April 23, 2020

Yesterday, Larry, one of our very faithful members, called to ask about the wellbeing of another member of the church. I was very glad to talk to him because he is one of the most genuine, sincere people I have ever met.

As we visited, we talked about the strangeness of this time and that one day we would finally get to worship in the sanctuary.

I said, “The good news about how we are worshipping now is that I don’t actually get so see people fall asleep during my sermon.” Larry said, “Rest assured, it’s still happening.” I took that as a Freudian slip.

Now that Larry has confessed to sleeping through my sermons, I have to decide; do I hold a grudge or forgive?

Just for the record, no one is better at holding a grudge than I am. In fact, it may be my greatest gift.

The problem with holding a grudge is that it becomes toxic. No good ever comes from it.

So, if you are a petty, little, insecure, easily offended, chip on your shoulder person like I am, these words from Paul are especially important: “Let all bitterness and wrath and anger and clamor and slander be put away from you, along with all malice. Be kind to one another, tenderhearted, forgiving one another, as God in Christ forgave you.” (Ephesians 4:31-32)

Always choose to forgive. It’s the right answer.

Prayer: Dear Gracious Heavenly God, in those moments when I am tempted to hold a grudge, remind me of your forgiveness and the cost of your Son’s life. Free me from being a petty person. Help me be the person you created me to be. In Jesus’ name I pray. Amen.
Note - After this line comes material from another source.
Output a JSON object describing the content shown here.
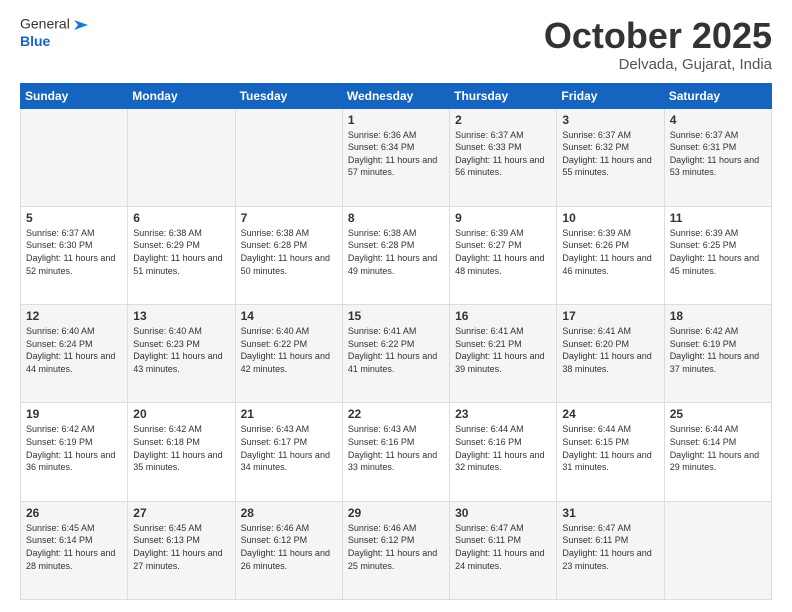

When I was in seminary, an old pastor told me that if I was going to last as a pastor, I would have to have the heart of a dove and the hide of a rhino. He was right.

Also, just for the record, I know many in our congregation are wondering which Larry sleeps through my sermons. I am not going to use his last name because I don’t want to embarrass Rosalind.

I pray your day is filled with joy and laughter.
Tom Robbins